three stars

Sunday, August 5, 2012

Roma: The Novel of Ancient Rome

by Steven Saylor
2007

An epic biography of the city, spanning a thousand years from the first meeting of traders across the as-yet unnamed hills to the rise of Augustus Caesar.  Legendary figures such as Romulus and Remus are made historical, and Saylor even gives one possible source for the birth of the legends of Hercules and his vanquishing of the monster Cacus.  Obviously, with a tome this vast, the narrative skips staccato-like over decades and centuries, but Saylor makes stops at all the high and low points: the rise and fall of the hero-turned traitor Coriolanus; the sack of Rome by the Gauls; the invasion of Hannibal; the attempt of the Gracchi to reform the class system and their subsequent assassination; the rise and death of Julius Caesar.

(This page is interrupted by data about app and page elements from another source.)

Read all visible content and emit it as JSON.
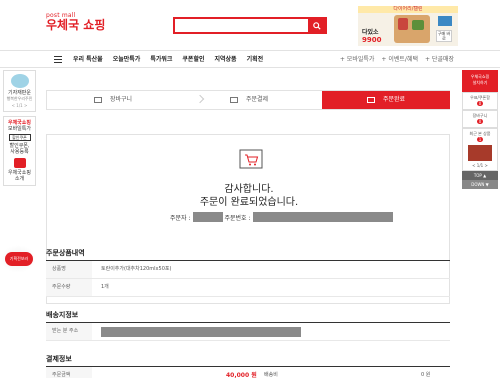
{
  "header": {
    "logo_small": "post",
    "logo_small_suffix": "mall",
    "logo_big": "우체국 쇼핑",
    "search_placeholder": "",
    "banner_top": "다이어리/캘린",
    "banner_line1": "다있소",
    "banner_line2": "9900",
    "banner_go": "구매 바로"
  },
  "nav": {
    "items": [
      "우리 특산물",
      "오늘만특가",
      "특가워크",
      "쿠폰할인",
      "지역상품",
      "기획전"
    ],
    "right": [
      "+ 모바일특가",
      "+ 이벤트/혜택",
      "+ 단골매장"
    ]
  },
  "left_sidebar": {
    "box1_title": "기자재판운",
    "box1_sub": "행복한우리주민",
    "box1_page": "< 1/1 >",
    "box2_logo": "우체국쇼핑",
    "box2_label": "모바일특가",
    "box3_logo": "할인쿠폰",
    "box3_label1": "할인쿠폰,",
    "box3_label2": "사용등록",
    "box4_label1": "우체국쇼핑",
    "box4_label2": "소개",
    "badge": "기획전보러"
  },
  "right_sidebar": {
    "top1": "우체국쇼핑",
    "top2": "설치하기",
    "item1": "우표/쿠폰함",
    "item1_count": "0",
    "item2": "장바구니",
    "item2_count": "0",
    "item3": "최근 본 상품",
    "item3_count": "1",
    "pager": "< 1/1 >",
    "top_btn": "TOP ▲",
    "down_btn": "DOWN ▼"
  },
  "steps": {
    "s1": "장바구니",
    "s2": "주문결제",
    "s3": "주문완료"
  },
  "done": {
    "line1": "감사합니다.",
    "line2": "주문이 완료되었습니다.",
    "orderer_label": "주문자 :",
    "order_no_label": "주문번호 :"
  },
  "order_items": {
    "title": "주문상품내역",
    "name_label": "상품명",
    "name_value": "토란이추가(대추차120mlx50포)",
    "qty_label": "주문수량",
    "qty_value": "1개"
  },
  "shipping": {
    "title": "배송지정보",
    "addr_label": "받는 분 주소"
  },
  "payment": {
    "title": "결제정보",
    "amount_label": "주문금액",
    "amount_value": "40,000 원",
    "delivery_label": "배송비",
    "delivery_value": "0 원"
  },
  "colors": {
    "brand": "#e21f26"
  }
}
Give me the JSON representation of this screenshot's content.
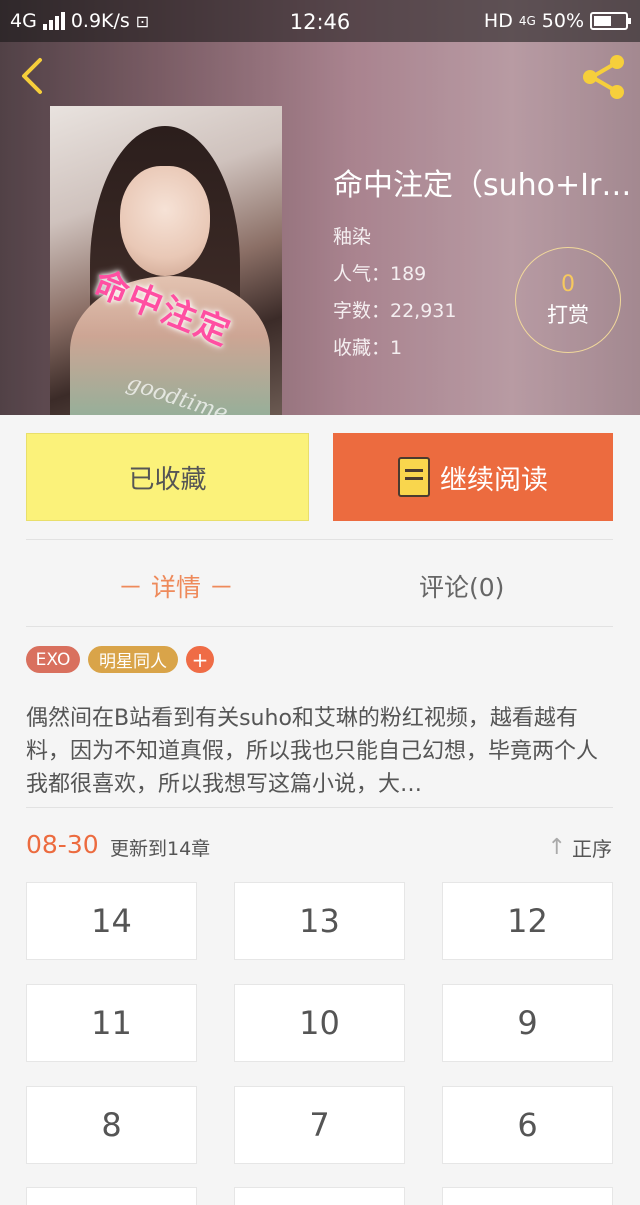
{
  "status_bar": {
    "network": "4G",
    "speed": "0.9K/s",
    "time": "12:46",
    "hd_label": "HD",
    "net_badge": "4G",
    "battery": "50%"
  },
  "book": {
    "title": "命中注定（suho+Ir…",
    "author": "釉染",
    "popularity": "人气：189",
    "word_count": "字数：22,931",
    "favorites": "收藏：1",
    "cover_title": "命中注定",
    "cover_script": "goodtime"
  },
  "reward": {
    "count": "0",
    "label": "打赏"
  },
  "buttons": {
    "favorited": "已收藏",
    "continue_reading": "继续阅读"
  },
  "tabs": {
    "detail": "－ 详情 －",
    "comments": "评论(0)"
  },
  "tags": {
    "exo": "EXO",
    "star": "明星同人",
    "add": "+"
  },
  "summary": "偶然间在B站看到有关suho和艾琳的粉红视频，越看越有料，因为不知道真假，所以我也只能自己幻想，毕竟两个人我都很喜欢，所以我想写这篇小说，大…",
  "update": {
    "date": "08-30",
    "text": "更新到14章",
    "sort_label": "正序",
    "sort_icon": "↑"
  },
  "chapters": [
    "14",
    "13",
    "12",
    "11",
    "10",
    "9",
    "8",
    "7",
    "6"
  ],
  "colors": {
    "accent": "#ec6b3f",
    "favorite_bg": "#fbf27a",
    "reward_ring": "#f1d89b"
  }
}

I was mostly disappointed in this book.  In many ways it reminded me of Edward Rutherfurd’s Sarum, also the epic biography of a city that follows the rise and fall in fortunes of very old families in the city.  This book has some of Sarum’s flaws, as well, especially its didactic, lecturing tone.  I’m a fan of Saylor’s Sub Rosa series, and sadly, I didn’t get that feel of being totally immersed in a  time and culture that I do in the Gordianus books.  For the most part, these characters don’t visit the baths or watch gladiators or visit slave markets or play ancient dice games or walk dusty streets shoulder to shoulder with slaves, soldiers, and philosophers; they sit around and explain their surroundings.  It’s understandable that Saylor wants to keep the readers abreast of the years of history he must perforce glide over, but the result is a book that is often dry and extremely exposition-heavy, particularly between eras.  I found myself wondering how it would sound if in a novel set during, say, World War II, a character were to say to another, “You know, of course, how Germany’s dictator, Hitler, has invaded Poland, and that our current leader, Churchill, advocates nothing but total war, in stark contrast to his predecessor Chamberlain, who is popularly regarded as an appeaser.”  It would sound forced and wholly artificial, just as Saylor’s quite similar explanations do.  Even worse, his exposition is not limited to historical forces.  Saylor has characters saying such things as “My son, Gaius, and my two daughters…” to people who are their close friends.  Given the length of the book and the number of personages in it, this is understandable and perhaps the most efficient way to introduce new concepts and characters, but, again, it has an artificial ring.  For these reasons, I enjoyed the book best when Saylor was sticking to history that was educated guesses (the very early days shrouded in legend), or the later, Augustian, years when everything had been established.

three stars